Citation(s):

Reader Comments (3)

Josefina Tan-Domingo MD Physician, Obstetrics/Gynecology, Lewis County General Hospital

I like the shorter version of the articles printed in the Journal Watch vs the articles in the Green Journal. Concise and to the point.

thuy hang nguyen cao

the exam test to dianosis HBM?

Your Comment

(will not be published)

Filtered HTML

  • Allowed HTML tags: <a> <em> <strong> <cite> <blockquote> <code> <ul> <ol> <li> <dl> <dt> <dd>
  • Web page addresses and e-mail addresses turn into links automatically.
  • Lines and paragraphs break automatically.

Plain text

  • No HTML tags allowed.
  • Web page addresses and e-mail addresses turn into links automatically.
  • Lines and paragraphs break automatically.
Do you have any conflict of interest to disclose?
CAPTCHA
This question is for testing whether you are a human visitor and to prevent automated spam submissions.
Image CAPTCHA
Enter the characters shown in the image.

Vertical Tabs

* Required

Reader comments are intended to encourage lively discussion of clinical topics with your peers in the medical community. We ask that you keep your remarks to a reasonable length, and we reserve the right to withhold publication of remarks that do not meet this standard.

PRIVACY: We will not use your email address, submitted for a comment, for any other purpose nor sell, rent, or share your e-mail address with any third parties.
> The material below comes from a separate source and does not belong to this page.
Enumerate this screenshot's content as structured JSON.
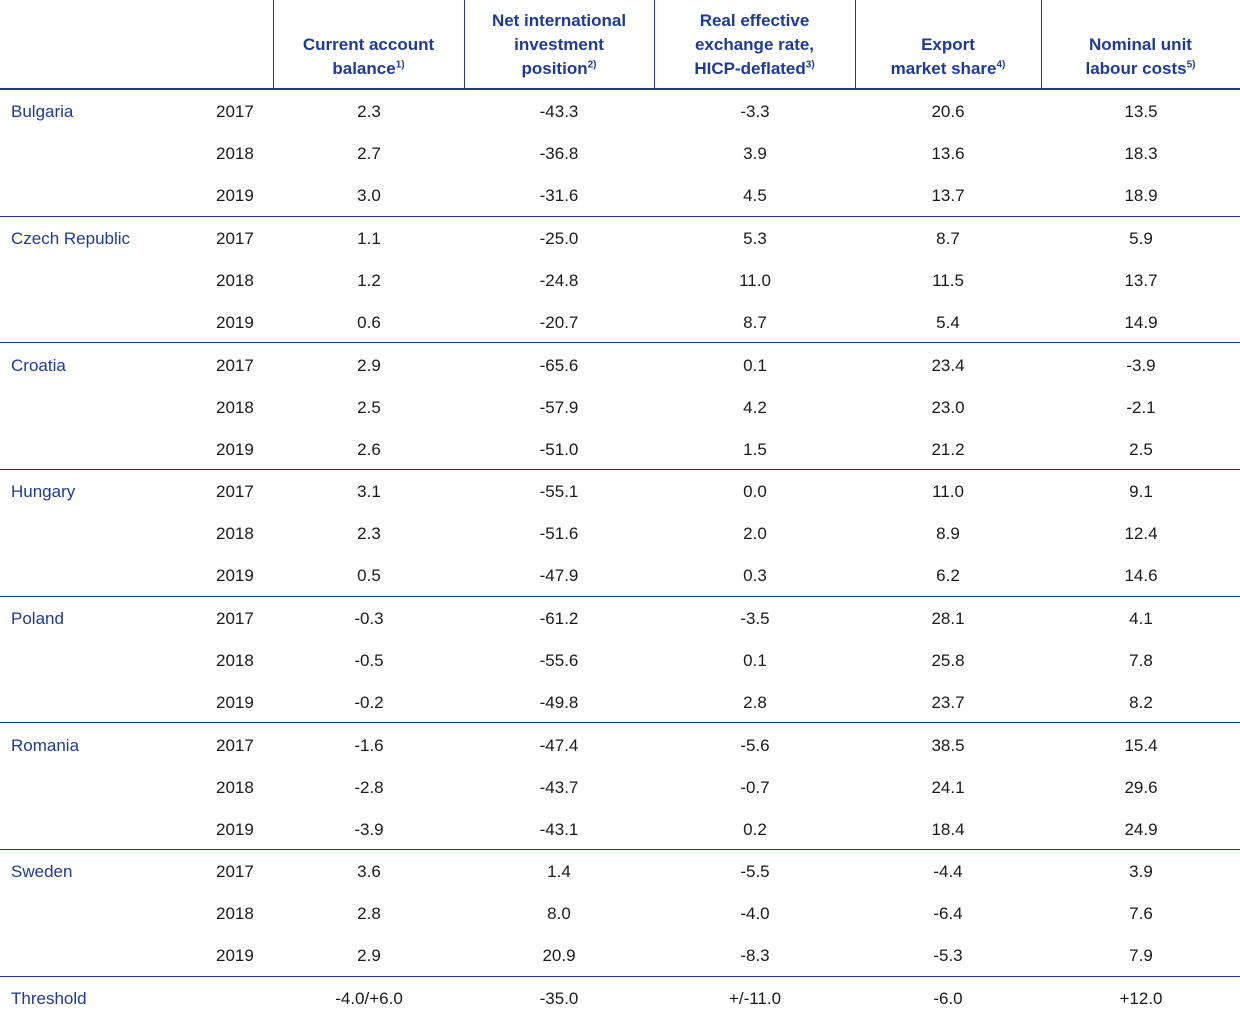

Please see our Privacy Policy.

Advertisement
Advertisement
Advertisement